THE record high death-rate for patients undergoing surgery in Irish hospitals is being investigated by the HSE.

Patients in Irish hospitals have a higher risk of dying after surgery than any other country in western Europe, a medical conference in Dublin was told at the weekend.

As a result, HSE boss Tony O'Brien has said a "thorough audit" is being arranged by the HSE and the Royal College of Surgeons in Ireland to have a look back at all cases.

"This is a very important issue and we are responding to it," he said, adding that in the longer term, a National Office for Clinical Audit was being put in place. The conference was told that 6.4pc of patients here died after surgery, a rate which was considerably higher than the European average.

The meeting heard that in Norway, for example, just 1.5pc of patients died after surgery. The only countries with a worse rate than Ireland were Poland, Latvia and Romania.

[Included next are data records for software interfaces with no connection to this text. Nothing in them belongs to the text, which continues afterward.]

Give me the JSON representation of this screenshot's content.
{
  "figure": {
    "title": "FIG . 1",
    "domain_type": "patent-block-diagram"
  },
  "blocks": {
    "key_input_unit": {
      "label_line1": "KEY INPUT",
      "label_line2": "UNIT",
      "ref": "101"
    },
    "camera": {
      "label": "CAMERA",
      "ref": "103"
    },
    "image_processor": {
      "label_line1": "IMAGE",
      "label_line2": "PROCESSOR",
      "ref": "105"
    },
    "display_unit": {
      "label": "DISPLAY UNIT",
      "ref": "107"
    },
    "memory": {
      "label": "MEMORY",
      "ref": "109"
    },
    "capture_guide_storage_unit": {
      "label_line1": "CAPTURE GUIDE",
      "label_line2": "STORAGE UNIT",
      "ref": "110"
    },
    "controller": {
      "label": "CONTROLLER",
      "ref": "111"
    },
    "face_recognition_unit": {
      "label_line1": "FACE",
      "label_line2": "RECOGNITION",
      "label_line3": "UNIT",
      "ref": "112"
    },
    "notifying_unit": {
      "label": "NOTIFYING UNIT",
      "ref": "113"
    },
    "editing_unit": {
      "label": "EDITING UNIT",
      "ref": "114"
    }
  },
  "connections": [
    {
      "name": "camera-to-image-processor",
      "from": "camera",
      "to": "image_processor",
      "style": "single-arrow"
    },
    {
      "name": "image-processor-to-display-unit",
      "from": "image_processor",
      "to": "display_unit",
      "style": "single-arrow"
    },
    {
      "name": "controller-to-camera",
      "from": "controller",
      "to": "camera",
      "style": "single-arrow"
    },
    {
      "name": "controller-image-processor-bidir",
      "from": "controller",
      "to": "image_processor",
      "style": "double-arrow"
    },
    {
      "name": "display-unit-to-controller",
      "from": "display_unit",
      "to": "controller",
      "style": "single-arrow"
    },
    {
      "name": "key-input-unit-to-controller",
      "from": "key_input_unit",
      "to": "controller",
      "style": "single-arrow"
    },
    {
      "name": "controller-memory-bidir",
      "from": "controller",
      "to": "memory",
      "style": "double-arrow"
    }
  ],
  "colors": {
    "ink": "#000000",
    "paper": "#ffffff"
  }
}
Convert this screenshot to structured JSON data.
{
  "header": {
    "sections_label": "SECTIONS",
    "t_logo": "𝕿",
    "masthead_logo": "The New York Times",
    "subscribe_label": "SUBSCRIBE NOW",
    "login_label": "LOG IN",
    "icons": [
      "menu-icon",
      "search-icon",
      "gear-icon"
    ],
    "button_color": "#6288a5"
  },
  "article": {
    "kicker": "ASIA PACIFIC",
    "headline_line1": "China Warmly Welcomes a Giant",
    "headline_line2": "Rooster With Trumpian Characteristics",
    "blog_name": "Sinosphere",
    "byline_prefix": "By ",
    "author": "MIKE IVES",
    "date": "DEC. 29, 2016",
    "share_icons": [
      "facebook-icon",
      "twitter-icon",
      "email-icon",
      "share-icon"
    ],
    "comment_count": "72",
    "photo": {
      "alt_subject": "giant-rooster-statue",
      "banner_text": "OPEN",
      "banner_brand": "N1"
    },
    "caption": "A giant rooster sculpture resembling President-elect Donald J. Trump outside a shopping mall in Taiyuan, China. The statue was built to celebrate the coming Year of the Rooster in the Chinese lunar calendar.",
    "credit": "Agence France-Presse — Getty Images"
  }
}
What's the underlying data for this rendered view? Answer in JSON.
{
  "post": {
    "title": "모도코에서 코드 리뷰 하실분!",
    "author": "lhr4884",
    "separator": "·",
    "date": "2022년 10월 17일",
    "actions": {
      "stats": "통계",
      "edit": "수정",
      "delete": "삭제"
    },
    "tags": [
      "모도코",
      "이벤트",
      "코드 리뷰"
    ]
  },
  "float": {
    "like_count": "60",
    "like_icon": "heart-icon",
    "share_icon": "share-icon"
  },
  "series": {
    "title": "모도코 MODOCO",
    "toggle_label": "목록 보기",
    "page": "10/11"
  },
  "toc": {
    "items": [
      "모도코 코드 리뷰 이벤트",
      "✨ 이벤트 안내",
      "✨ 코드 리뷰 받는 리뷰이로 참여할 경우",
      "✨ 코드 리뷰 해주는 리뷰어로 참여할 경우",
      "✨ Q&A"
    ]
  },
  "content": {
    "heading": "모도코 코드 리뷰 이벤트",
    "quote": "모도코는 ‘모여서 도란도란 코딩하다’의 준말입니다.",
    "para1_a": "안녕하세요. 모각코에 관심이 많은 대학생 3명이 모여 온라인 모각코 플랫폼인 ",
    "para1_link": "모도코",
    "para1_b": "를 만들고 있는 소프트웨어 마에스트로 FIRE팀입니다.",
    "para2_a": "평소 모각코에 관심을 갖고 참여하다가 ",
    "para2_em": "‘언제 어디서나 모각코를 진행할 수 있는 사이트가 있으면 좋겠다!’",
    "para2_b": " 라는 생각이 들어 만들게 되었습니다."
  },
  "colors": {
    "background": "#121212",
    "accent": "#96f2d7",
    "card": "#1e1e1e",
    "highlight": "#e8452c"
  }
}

The study of 46,500 patients in 28 countries found that an average of 4pc of patients died after common surgical in-patient operations including breast, orthopaedic, vascular, kidney and other procedures.

The research did not include heart procedures.


Doctors attending the meeting heard that mortality rates in different countries suggested that "preventable deaths are occurring" right across Europe.

National director for quality and patient safety at the HSE, Dr Philip Crowley, described the findings as "a smoke alarm".

He said the information was being reviewed as at the moment Ireland did not collate public comparable figures for individual hospitals. He said that a major national audit of surgical outcomes was imminent and this would provide more comprehensive data.

"If we find we're faring as badly as those figures suggest, that is serious", he said. "Intuitively, I don't feel that we lie in that space but I can't ignore this data". The outcome of the new review will be published next year and will include death rates by hospital and medical diagnosis.

Dr Crowley said the way in which data would be collected and recorded was being finalised with hospitals. It was complex to collate because a range of factors had to be considered. These included the age of the patient and the existence of other medical conditions at the time of the surgery.

The study was funded by the European Society of Intensive Care and the European Society of Anaesthesiology.